18-year-old survives Rte. 106 rollover

BELMONT — An 18-year-old woman was taken to Lakes Region General Hospital in Laconia yesterday with what fire officials said were serious but non life-threatening injuries after rolling her car on Rte. 106 near Concord Road.

Fire Chief Dave Parenti said the 2007 Chevy minivan appeared to have rolled over at least once before coming to a rest on it's side.

He said the driver was initially headed south but her vehicle landed in the northbound lane.

"She was in the air for a while, but I don't know how often she rolled," said Parenti.

Parenti said she had injuries to her leg, he head and possibly a broken wrist.

Firefighters had to cut the roof off the minivan to get her out of it. Parenti said it took them nine minutes to cut it open and get her out, which he said was a excellent job.

Police said Route 106 was closed completely for a short time and later reopened to one lane while police continued to investigate and the van was towed from the scene.

Police said it's too early to know what caused the crash and the investigation continues.

Belmont Village trees said be in need of TLC

BELMONT — Conservation Commission member and professional forester Scott Rolfe told selectmen Monday night that some of the trees in the village are distressed and possibly dying.

Rolfe took an inventory of the trees in the village and realized that the English oaks newly planted behind the library were poorly placed in the ground, with at least one planted with its roots still encased by the canvas bag.

He said one of the three is doing well.

Rolfe also noted that the town should look seriously at hiring an arborist to trim some of the dead branches and crowns of some of the older maples.

He also suggested that the Public Works Committee get some "Gator bags" which are bags that look like donuts that are place around the base of the tree and holds 15 gallons of water that gradually seeps into the soil. Selectmen agreed this was a good plan.

Rolfe also noted the harsh winter and very dry spring with creating additional stress on all of the trees but especially those planted as part of the Belmont Village revitalization project.

"The first three years you have to baby them," he said.

Rolfe also said that adding fertilizer to the new trees is not a good idea because nitrogen will stimulate the trees to produce more leaves but will not enable them to grow a root structure that they need in their early years.

Selectman Ron Cormier expressed his irritation about the poor planting practices. Rolfe told him he contacted the company and the employee who planted many of the new trees was no longer employed by them.
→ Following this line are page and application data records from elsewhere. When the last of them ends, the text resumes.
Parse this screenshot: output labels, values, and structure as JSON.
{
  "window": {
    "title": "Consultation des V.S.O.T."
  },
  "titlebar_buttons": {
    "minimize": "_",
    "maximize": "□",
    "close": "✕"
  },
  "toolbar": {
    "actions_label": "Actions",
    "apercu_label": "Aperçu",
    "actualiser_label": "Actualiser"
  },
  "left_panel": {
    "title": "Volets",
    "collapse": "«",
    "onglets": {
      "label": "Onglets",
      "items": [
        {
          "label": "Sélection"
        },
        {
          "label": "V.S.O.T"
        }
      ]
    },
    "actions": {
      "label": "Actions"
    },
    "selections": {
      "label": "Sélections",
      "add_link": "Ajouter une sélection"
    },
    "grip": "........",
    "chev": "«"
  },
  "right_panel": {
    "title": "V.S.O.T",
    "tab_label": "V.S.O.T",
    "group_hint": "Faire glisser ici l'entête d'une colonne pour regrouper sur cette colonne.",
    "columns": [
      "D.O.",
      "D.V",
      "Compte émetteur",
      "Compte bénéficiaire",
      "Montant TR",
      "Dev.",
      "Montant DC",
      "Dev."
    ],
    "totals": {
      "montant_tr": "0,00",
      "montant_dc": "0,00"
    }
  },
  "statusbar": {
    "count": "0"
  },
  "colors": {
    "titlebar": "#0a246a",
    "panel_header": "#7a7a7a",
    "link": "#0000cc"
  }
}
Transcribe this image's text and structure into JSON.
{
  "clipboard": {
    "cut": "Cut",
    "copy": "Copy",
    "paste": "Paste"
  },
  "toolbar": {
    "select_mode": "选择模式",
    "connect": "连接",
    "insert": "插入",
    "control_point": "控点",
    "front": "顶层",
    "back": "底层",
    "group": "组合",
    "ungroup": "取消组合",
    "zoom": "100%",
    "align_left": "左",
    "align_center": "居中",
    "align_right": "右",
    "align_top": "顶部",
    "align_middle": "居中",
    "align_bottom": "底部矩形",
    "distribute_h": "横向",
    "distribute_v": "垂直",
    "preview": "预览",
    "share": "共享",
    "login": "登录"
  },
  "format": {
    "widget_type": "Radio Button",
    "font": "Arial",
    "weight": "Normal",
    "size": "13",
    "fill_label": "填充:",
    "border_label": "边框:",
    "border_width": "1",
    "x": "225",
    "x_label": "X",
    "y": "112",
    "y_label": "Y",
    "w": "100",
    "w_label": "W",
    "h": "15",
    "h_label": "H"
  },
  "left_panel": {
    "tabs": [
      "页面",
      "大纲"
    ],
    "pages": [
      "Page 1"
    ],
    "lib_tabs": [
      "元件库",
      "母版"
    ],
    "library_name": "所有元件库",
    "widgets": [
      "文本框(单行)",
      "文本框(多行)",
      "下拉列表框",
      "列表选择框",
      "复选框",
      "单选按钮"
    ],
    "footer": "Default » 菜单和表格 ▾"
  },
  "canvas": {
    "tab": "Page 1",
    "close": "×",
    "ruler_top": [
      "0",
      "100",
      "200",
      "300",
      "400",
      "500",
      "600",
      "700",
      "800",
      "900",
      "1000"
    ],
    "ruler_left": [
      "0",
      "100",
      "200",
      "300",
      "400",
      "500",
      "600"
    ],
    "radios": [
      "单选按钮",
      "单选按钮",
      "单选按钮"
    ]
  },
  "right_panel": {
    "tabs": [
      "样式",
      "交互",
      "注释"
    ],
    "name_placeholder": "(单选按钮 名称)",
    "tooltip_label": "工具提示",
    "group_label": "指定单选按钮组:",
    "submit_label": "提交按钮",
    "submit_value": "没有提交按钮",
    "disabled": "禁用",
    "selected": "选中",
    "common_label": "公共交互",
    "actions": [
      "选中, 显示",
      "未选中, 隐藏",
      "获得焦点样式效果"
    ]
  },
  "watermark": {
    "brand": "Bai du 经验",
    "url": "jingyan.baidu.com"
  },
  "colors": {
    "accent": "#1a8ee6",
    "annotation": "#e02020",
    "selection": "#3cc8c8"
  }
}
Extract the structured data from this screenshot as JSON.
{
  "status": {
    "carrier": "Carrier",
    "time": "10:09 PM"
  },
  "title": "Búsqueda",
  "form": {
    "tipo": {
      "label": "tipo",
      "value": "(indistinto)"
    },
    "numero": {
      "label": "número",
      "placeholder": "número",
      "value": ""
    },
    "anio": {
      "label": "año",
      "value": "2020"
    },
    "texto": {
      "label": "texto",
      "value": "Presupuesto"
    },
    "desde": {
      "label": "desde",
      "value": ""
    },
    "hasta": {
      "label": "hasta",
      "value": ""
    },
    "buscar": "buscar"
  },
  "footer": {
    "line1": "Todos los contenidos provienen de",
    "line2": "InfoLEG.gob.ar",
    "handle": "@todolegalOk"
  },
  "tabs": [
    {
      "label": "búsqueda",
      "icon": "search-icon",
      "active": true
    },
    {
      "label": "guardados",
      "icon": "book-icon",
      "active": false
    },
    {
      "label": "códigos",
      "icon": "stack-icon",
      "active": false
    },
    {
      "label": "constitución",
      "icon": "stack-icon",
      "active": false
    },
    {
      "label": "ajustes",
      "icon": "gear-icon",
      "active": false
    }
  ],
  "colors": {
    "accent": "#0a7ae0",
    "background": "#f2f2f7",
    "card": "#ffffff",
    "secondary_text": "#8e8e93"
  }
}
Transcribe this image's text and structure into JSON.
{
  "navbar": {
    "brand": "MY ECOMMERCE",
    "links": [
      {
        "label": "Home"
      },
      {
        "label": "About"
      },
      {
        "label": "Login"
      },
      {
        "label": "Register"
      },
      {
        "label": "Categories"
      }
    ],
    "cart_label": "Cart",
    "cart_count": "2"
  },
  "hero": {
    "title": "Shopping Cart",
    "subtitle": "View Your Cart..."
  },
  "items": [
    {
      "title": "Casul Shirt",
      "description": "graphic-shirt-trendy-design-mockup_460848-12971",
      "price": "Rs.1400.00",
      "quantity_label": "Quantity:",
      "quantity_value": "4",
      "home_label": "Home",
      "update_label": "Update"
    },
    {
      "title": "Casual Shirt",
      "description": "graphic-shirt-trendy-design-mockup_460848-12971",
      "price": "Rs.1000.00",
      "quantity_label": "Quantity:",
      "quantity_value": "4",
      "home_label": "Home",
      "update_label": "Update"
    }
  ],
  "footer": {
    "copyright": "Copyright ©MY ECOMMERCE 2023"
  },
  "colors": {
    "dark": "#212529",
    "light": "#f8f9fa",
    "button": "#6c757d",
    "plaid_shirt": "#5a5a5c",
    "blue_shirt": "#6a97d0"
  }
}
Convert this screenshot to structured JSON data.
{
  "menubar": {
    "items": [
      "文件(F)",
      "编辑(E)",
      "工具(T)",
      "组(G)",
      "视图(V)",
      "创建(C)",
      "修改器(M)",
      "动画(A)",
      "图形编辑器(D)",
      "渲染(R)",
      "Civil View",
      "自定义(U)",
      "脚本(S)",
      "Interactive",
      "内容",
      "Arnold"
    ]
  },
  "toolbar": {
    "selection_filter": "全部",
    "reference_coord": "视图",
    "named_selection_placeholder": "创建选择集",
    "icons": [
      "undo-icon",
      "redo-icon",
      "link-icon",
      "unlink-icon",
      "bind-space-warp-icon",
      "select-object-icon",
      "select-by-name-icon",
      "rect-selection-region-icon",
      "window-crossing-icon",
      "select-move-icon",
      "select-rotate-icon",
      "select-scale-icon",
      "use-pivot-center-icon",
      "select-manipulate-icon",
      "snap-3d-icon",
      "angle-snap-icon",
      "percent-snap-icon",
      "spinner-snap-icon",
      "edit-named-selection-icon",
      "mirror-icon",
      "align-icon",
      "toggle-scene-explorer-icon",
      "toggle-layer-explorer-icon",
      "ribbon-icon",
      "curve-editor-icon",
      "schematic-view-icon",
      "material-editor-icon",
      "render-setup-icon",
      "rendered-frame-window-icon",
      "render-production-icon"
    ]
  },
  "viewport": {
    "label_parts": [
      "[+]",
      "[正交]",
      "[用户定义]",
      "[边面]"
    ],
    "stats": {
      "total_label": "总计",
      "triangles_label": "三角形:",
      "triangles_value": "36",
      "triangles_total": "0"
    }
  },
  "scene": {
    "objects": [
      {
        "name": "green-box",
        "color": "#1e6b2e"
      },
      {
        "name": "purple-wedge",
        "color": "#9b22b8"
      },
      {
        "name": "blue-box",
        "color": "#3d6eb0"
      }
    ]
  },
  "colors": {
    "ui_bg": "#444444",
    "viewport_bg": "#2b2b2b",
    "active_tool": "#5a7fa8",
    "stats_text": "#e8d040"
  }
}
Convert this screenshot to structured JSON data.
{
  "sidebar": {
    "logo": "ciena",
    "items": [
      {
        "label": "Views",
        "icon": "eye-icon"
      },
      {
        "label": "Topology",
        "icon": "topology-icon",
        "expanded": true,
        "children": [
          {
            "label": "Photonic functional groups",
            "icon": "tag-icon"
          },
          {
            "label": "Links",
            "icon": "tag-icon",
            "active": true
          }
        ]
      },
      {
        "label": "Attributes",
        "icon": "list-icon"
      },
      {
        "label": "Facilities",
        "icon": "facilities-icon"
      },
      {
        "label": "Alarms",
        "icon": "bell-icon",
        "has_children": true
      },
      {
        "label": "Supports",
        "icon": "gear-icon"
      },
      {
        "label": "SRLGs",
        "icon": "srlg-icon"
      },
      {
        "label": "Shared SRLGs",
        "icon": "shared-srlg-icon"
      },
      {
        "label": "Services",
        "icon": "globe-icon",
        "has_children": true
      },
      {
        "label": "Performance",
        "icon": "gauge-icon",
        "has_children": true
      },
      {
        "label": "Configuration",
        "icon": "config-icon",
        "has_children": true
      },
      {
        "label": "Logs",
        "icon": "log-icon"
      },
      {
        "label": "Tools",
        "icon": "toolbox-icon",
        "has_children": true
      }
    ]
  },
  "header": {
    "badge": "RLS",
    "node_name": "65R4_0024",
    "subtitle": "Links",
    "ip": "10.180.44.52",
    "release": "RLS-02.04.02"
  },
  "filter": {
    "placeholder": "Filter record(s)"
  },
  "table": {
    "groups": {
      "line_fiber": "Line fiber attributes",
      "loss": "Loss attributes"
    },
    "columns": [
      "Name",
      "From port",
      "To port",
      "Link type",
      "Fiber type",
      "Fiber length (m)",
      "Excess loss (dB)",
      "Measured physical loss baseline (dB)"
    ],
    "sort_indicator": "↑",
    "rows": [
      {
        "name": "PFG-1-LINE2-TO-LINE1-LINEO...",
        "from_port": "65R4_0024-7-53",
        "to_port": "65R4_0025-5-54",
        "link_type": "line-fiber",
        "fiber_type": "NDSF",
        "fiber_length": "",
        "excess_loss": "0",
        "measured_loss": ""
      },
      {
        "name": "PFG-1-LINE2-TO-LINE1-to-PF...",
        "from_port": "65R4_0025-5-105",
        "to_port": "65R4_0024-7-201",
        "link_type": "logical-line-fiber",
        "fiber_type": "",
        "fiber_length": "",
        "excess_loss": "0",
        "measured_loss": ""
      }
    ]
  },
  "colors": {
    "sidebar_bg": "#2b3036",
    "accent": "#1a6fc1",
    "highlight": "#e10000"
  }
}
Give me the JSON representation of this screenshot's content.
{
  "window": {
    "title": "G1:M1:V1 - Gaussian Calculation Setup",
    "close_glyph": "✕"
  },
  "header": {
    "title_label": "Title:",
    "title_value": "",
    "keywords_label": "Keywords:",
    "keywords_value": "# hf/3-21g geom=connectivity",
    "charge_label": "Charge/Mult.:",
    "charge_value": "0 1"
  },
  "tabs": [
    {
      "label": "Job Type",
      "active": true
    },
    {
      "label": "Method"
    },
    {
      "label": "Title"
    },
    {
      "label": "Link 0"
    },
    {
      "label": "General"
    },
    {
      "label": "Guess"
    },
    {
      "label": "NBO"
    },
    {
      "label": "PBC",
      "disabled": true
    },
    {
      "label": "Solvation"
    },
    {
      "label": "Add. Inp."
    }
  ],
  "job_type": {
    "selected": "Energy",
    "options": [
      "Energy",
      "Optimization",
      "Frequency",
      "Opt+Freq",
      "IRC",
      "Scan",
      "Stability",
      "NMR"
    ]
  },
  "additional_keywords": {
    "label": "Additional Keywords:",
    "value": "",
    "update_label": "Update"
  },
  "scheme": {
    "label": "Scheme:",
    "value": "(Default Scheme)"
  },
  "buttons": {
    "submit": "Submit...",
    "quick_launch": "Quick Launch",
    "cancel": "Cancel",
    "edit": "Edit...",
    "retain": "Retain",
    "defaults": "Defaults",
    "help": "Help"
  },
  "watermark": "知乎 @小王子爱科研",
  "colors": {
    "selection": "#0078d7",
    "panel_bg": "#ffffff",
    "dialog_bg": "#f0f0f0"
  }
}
Rolfe said the company indicated it would stand by its product.

In other business, selectmen unanimously agreed to put letters of commendation in the files of town firefighters who spent three days last week extinguishing a grass fire that burned 100 acres and, at one point, threatening a housing development called Gardner's Grove. Many of them worked 18 hours days consecutively in hot conditions and dangerous terrain.

They also asked Town Administrator Jeanne Beaudin to send a letter of appreciation to the multiple departments from as far away as Concord, Clairmont and Woodstock who assisted Belmont and Tilton-Northfield fire crews.

Holy Grail restaurant & pub opens in downtown Laconia on Tuesday

LACONIA — After more than a year of renovation, the building at Veteran's Square that formerly housed the Evangelical Baptist Church is re-opening today as the Irish restaurant and pub, Holy Grail of the Lakes. Dave Kennedy, one of the owners, said the restaurant will open its doors at 11:30 a.m. and will be open for lunch and dinner every day of the week until Labor Day.

"We're having a grand opening all week with entertainment every night," said Kennedy. The restaurant will kick things off with a curtailed "starter menu" and will add new menu items each week as the staff gains experience. There will be no dearth of beverage choices, though, as Kennedy said the restaurant boasts 32 beers on tap.

The Holy Grail of the Lakes is the second venture for Dave and Maureen Kennedy, who since 2008 have operated the Holy Grail in Epping, also located in a former church. The Kennedys, along with business partner Khalid Farid, completed the purchase of the former Evangelical Church in February of 2014 and have been renovating the 1835 structure since.